--- Work required ---
When you reach the records below, output every one exactly as written but leave out any pictures.

Items from a dataset
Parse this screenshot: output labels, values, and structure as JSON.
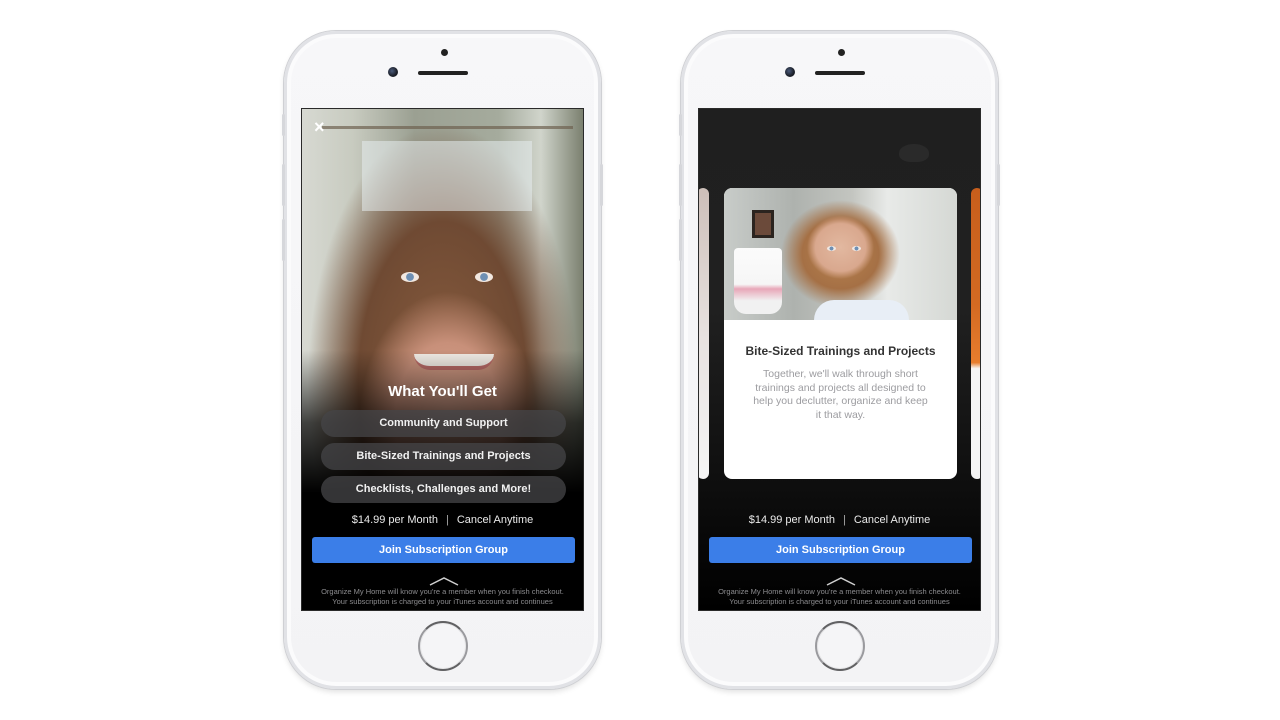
{
  "left_phone": {
    "close_icon": "×",
    "section_title": "What You'll Get",
    "features": [
      {
        "label": "Community and Support"
      },
      {
        "label": "Bite-Sized Trainings and Projects"
      },
      {
        "label": "Checklists, Challenges and More!"
      }
    ],
    "price": "$14.99 per Month",
    "separator": "|",
    "cancel_text": "Cancel Anytime",
    "join_label": "Join Subscription Group",
    "fine_print_line1": "Organize My Home will know you're a member when you finish checkout.",
    "fine_print_line2": "Your subscription is charged to your iTunes account and continues"
  },
  "right_phone": {
    "card": {
      "title": "Bite-Sized Trainings and Projects",
      "description": "Together, we'll walk through short trainings and projects all designed to help you declutter, organize and keep it that way."
    },
    "price": "$14.99 per Month",
    "separator": "|",
    "cancel_text": "Cancel Anytime",
    "join_label": "Join Subscription Group",
    "fine_print_line1": "Organize My Home will know you're a member when you finish checkout.",
    "fine_print_line2": "Your subscription is charged to your iTunes account and continues"
  },
  "colors": {
    "primary_button": "#3b7ee8",
    "screen_background": "#000000",
    "pill_background": "#464648"
  }
}
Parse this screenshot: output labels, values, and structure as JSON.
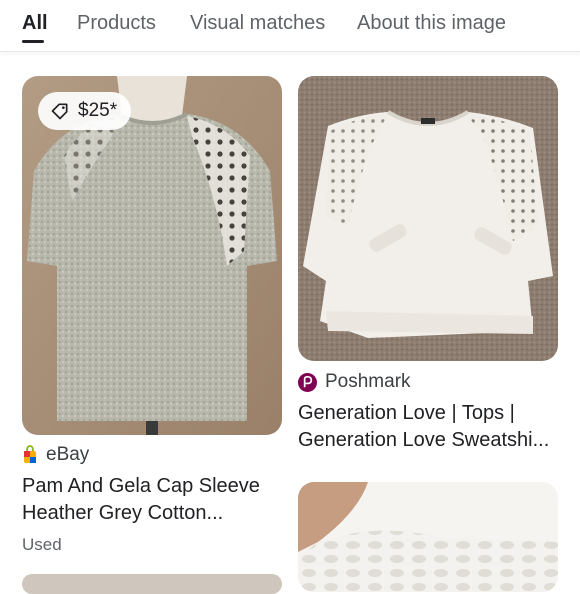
{
  "tabs": [
    {
      "label": "All"
    },
    {
      "label": "Products"
    },
    {
      "label": "Visual matches"
    },
    {
      "label": "About this image"
    }
  ],
  "results": [
    {
      "price": "$25*",
      "source": "eBay",
      "title_line1": "Pam And Gela Cap Sleeve",
      "title_line2": "Heather Grey Cotton...",
      "condition": "Used"
    },
    {
      "source": "Poshmark",
      "title_line1": "Generation Love | Tops |",
      "title_line2": "Generation Love Sweatshi..."
    }
  ],
  "colors": {
    "ebay_red": "#e53238",
    "ebay_blue": "#0064d2",
    "ebay_yellow": "#f5af02",
    "ebay_green": "#86b817",
    "poshmark": "#7f0353"
  }
}
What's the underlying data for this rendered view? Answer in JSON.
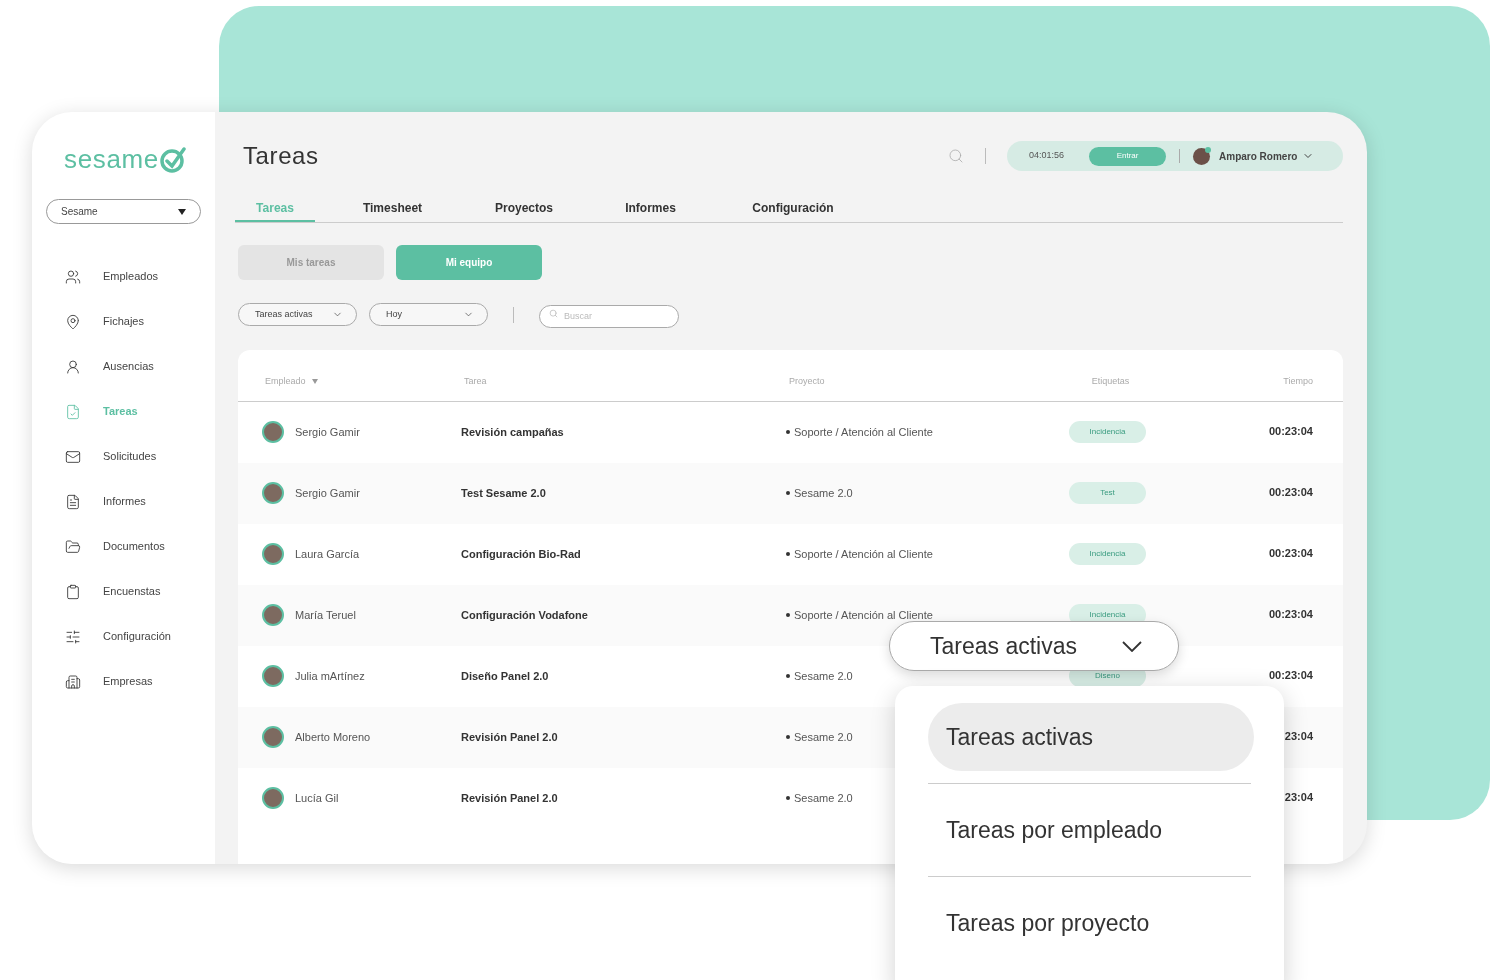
{
  "sidebar": {
    "logo": "sesame",
    "company_select": {
      "value": "Sesame"
    },
    "items": [
      {
        "label": "Empleados",
        "selected": false
      },
      {
        "label": "Fichajes",
        "selected": false
      },
      {
        "label": "Ausencias",
        "selected": false
      },
      {
        "label": "Tareas",
        "selected": true
      },
      {
        "label": "Solicitudes",
        "selected": false
      },
      {
        "label": "Informes",
        "selected": false
      },
      {
        "label": "Documentos",
        "selected": false
      },
      {
        "label": "Encuenstas",
        "selected": false
      },
      {
        "label": "Configuración",
        "selected": false
      },
      {
        "label": "Empresas",
        "selected": false
      }
    ]
  },
  "header": {
    "title": "Tareas",
    "clock": "04:01:56",
    "clock_button": "Entrar",
    "user": "Amparo Romero"
  },
  "tabs": [
    {
      "label": "Tareas",
      "selected": true
    },
    {
      "label": "Timesheet",
      "selected": false
    },
    {
      "label": "Proyectos",
      "selected": false
    },
    {
      "label": "Informes",
      "selected": false
    },
    {
      "label": "Configuración",
      "selected": false
    }
  ],
  "scope": [
    {
      "label": "Mis tareas",
      "selected": false
    },
    {
      "label": "Mi equipo",
      "selected": true
    }
  ],
  "filters": [
    {
      "value": "Tareas activas"
    },
    {
      "value": "Hoy"
    }
  ],
  "search": {
    "placeholder": "Buscar"
  },
  "table": {
    "columns": [
      "Empleado",
      "Tarea",
      "Proyecto",
      "Etiquetas",
      "Tiempo"
    ],
    "rows": [
      {
        "employee": "Sergio Gamir",
        "task": "Revisión campañas",
        "project": "Soporte / Atención al Cliente",
        "tag": "Incidencia",
        "time": "00:23:04"
      },
      {
        "employee": "Sergio Gamir",
        "task": "Test Sesame 2.0",
        "project": "Sesame 2.0",
        "tag": "Test",
        "time": "00:23:04"
      },
      {
        "employee": "Laura García",
        "task": "Configuración Bio-Rad",
        "project": "Soporte / Atención al Cliente",
        "tag": "Incidencia",
        "time": "00:23:04"
      },
      {
        "employee": "María Teruel",
        "task": "Configuración Vodafone",
        "project": "Soporte / Atención al Cliente",
        "tag": "Incidencia",
        "time": "00:23:04"
      },
      {
        "employee": "Julia mArtínez",
        "task": "Diseño Panel 2.0",
        "project": "Sesame 2.0",
        "tag": "Diseno",
        "time": "00:23:04"
      },
      {
        "employee": "Alberto Moreno",
        "task": "Revisión Panel 2.0",
        "project": "Sesame 2.0",
        "time": "23:04"
      },
      {
        "employee": "Lucía Gil",
        "task": "Revisión Panel 2.0",
        "project": "Sesame 2.0",
        "time": "23:04"
      }
    ]
  },
  "dropdown": {
    "value": "Tareas activas",
    "options": [
      {
        "label": "Tareas activas",
        "selected": true
      },
      {
        "label": "Tareas por empleado",
        "selected": false
      },
      {
        "label": "Tareas por proyecto",
        "selected": false
      }
    ]
  }
}
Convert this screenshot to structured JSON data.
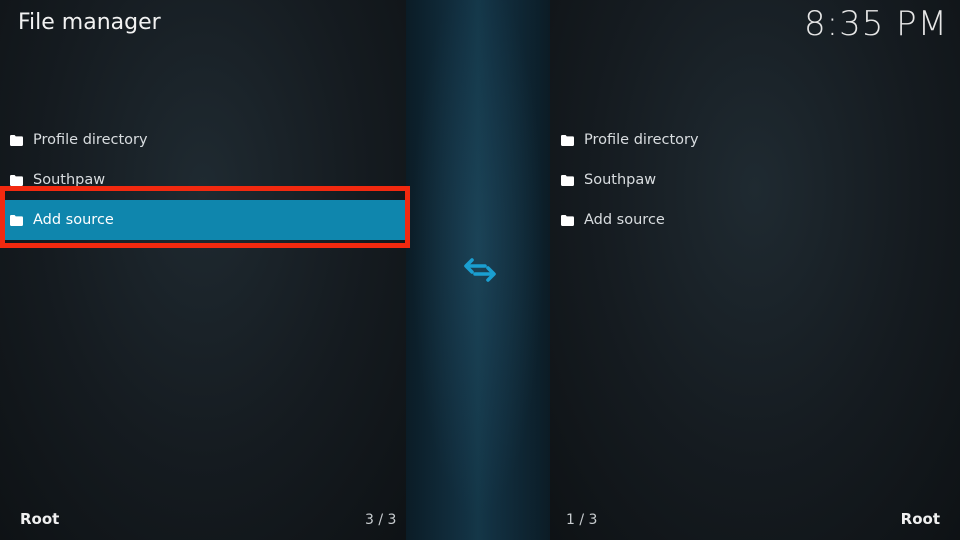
{
  "header": {
    "title": "File manager",
    "clock": "8:35 PM"
  },
  "left_pane": {
    "items": [
      {
        "label": "Profile directory",
        "icon": "folder-icon"
      },
      {
        "label": "Southpaw",
        "icon": "folder-icon"
      },
      {
        "label": "Add source",
        "icon": "folder-icon",
        "selected": true
      }
    ],
    "footer_label": "Root",
    "footer_count": "3 / 3"
  },
  "right_pane": {
    "items": [
      {
        "label": "Profile directory",
        "icon": "folder-icon"
      },
      {
        "label": "Southpaw",
        "icon": "folder-icon"
      },
      {
        "label": "Add source",
        "icon": "folder-icon"
      }
    ],
    "footer_label": "Root",
    "footer_count": "1 / 3"
  },
  "center": {
    "icon": "swap-arrows-icon"
  },
  "colors": {
    "selection": "#0f86ad",
    "annotation_box": "#f2290f",
    "accent_icon": "#1a9fd1"
  }
}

--- Solution to this exercise ---
Parse this screenshot: output labels, values, and structure as JSON.
{
  "left_phone": {
    "close_icon": "×",
    "section_title": "What You'll Get",
    "features": [
      {
        "label": "Community and Support"
      },
      {
        "label": "Bite-Sized Trainings and Projects"
      },
      {
        "label": "Checklists, Challenges and More!"
      }
    ],
    "price": "$14.99 per Month",
    "separator": "|",
    "cancel_text": "Cancel Anytime",
    "join_label": "Join Subscription Group",
    "fine_print_line1": "Organize My Home will know you're a member when you finish checkout.",
    "fine_print_line2": "Your subscription is charged to your iTunes account and continues"
  },
  "right_phone": {
    "card": {
      "title": "Bite-Sized Trainings and Projects",
      "description": "Together, we'll walk through short trainings and projects all designed to help you declutter, organize and keep it that way."
    },
    "price": "$14.99 per Month",
    "separator": "|",
    "cancel_text": "Cancel Anytime",
    "join_label": "Join Subscription Group",
    "fine_print_line1": "Organize My Home will know you're a member when you finish checkout.",
    "fine_print_line2": "Your subscription is charged to your iTunes account and continues"
  },
  "colors": {
    "primary_button": "#3b7ee8",
    "screen_background": "#000000",
    "pill_background": "#464648"
  }
}
Parse this screenshot: output labels, values, and structure as JSON.
{
  "tabs": [
    {
      "label": "All"
    },
    {
      "label": "Products"
    },
    {
      "label": "Visual matches"
    },
    {
      "label": "About this image"
    }
  ],
  "results": [
    {
      "price": "$25*",
      "source": "eBay",
      "title_line1": "Pam And Gela Cap Sleeve",
      "title_line2": "Heather Grey Cotton...",
      "condition": "Used"
    },
    {
      "source": "Poshmark",
      "title_line1": "Generation Love | Tops |",
      "title_line2": "Generation Love Sweatshi..."
    }
  ],
  "colors": {
    "ebay_red": "#e53238",
    "ebay_blue": "#0064d2",
    "ebay_yellow": "#f5af02",
    "ebay_green": "#86b817",
    "poshmark": "#7f0353"
  }
}
What's the underlying data for this rendered view? Answer in JSON.
{
  "sidebar": {
    "logo": "sesame",
    "company_select": {
      "value": "Sesame"
    },
    "items": [
      {
        "label": "Empleados",
        "selected": false
      },
      {
        "label": "Fichajes",
        "selected": false
      },
      {
        "label": "Ausencias",
        "selected": false
      },
      {
        "label": "Tareas",
        "selected": true
      },
      {
        "label": "Solicitudes",
        "selected": false
      },
      {
        "label": "Informes",
        "selected": false
      },
      {
        "label": "Documentos",
        "selected": false
      },
      {
        "label": "Encuenstas",
        "selected": false
      },
      {
        "label": "Configuración",
        "selected": false
      },
      {
        "label": "Empresas",
        "selected": false
      }
    ]
  },
  "header": {
    "title": "Tareas",
    "clock": "04:01:56",
    "clock_button": "Entrar",
    "user": "Amparo Romero"
  },
  "tabs": [
    {
      "label": "Tareas",
      "selected": true
    },
    {
      "label": "Timesheet",
      "selected": false
    },
    {
      "label": "Proyectos",
      "selected": false
    },
    {
      "label": "Informes",
      "selected": false
    },
    {
      "label": "Configuración",
      "selected": false
    }
  ],
  "scope": [
    {
      "label": "Mis tareas",
      "selected": false
    },
    {
      "label": "Mi equipo",
      "selected": true
    }
  ],
  "filters": [
    {
      "value": "Tareas activas"
    },
    {
      "value": "Hoy"
    }
  ],
  "search": {
    "placeholder": "Buscar"
  },
  "table": {
    "columns": [
      "Empleado",
      "Tarea",
      "Proyecto",
      "Etiquetas",
      "Tiempo"
    ],
    "rows": [
      {
        "employee": "Sergio Gamir",
        "task": "Revisión campañas",
        "project": "Soporte / Atención al Cliente",
        "tag": "Incidencia",
        "time": "00:23:04"
      },
      {
        "employee": "Sergio Gamir",
        "task": "Test Sesame 2.0",
        "project": "Sesame 2.0",
        "tag": "Test",
        "time": "00:23:04"
      },
      {
        "employee": "Laura García",
        "task": "Configuración Bio-Rad",
        "project": "Soporte / Atención al Cliente",
        "tag": "Incidencia",
        "time": "00:23:04"
      },
      {
        "employee": "María Teruel",
        "task": "Configuración Vodafone",
        "project": "Soporte / Atención al Cliente",
        "tag": "Incidencia",
        "time": "00:23:04"
      },
      {
        "employee": "Julia mArtínez",
        "task": "Diseño Panel 2.0",
        "project": "Sesame 2.0",
        "tag": "Diseno",
        "time": "00:23:04"
      },
      {
        "employee": "Alberto Moreno",
        "task": "Revisión Panel 2.0",
        "project": "Sesame 2.0",
        "time": "23:04"
      },
      {
        "employee": "Lucía Gil",
        "task": "Revisión Panel 2.0",
        "project": "Sesame 2.0",
        "time": "23:04"
      }
    ]
  },
  "dropdown": {
    "value": "Tareas activas",
    "options": [
      {
        "label": "Tareas activas",
        "selected": true
      },
      {
        "label": "Tareas por empleado",
        "selected": false
      },
      {
        "label": "Tareas por proyecto",
        "selected": false
      }
    ]
  }
}
Convert this screenshot to structured JSON data.
{
  "header": {
    "title": "File manager",
    "clock": "8:35 PM"
  },
  "left_pane": {
    "items": [
      {
        "label": "Profile directory",
        "icon": "folder-icon"
      },
      {
        "label": "Southpaw",
        "icon": "folder-icon"
      },
      {
        "label": "Add source",
        "icon": "folder-icon",
        "selected": true
      }
    ],
    "footer_label": "Root",
    "footer_count": "3 / 3"
  },
  "right_pane": {
    "items": [
      {
        "label": "Profile directory",
        "icon": "folder-icon"
      },
      {
        "label": "Southpaw",
        "icon": "folder-icon"
      },
      {
        "label": "Add source",
        "icon": "folder-icon"
      }
    ],
    "footer_label": "Root",
    "footer_count": "1 / 3"
  },
  "center": {
    "icon": "swap-arrows-icon"
  },
  "colors": {
    "selection": "#0f86ad",
    "annotation_box": "#f2290f",
    "accent_icon": "#1a9fd1"
  }
}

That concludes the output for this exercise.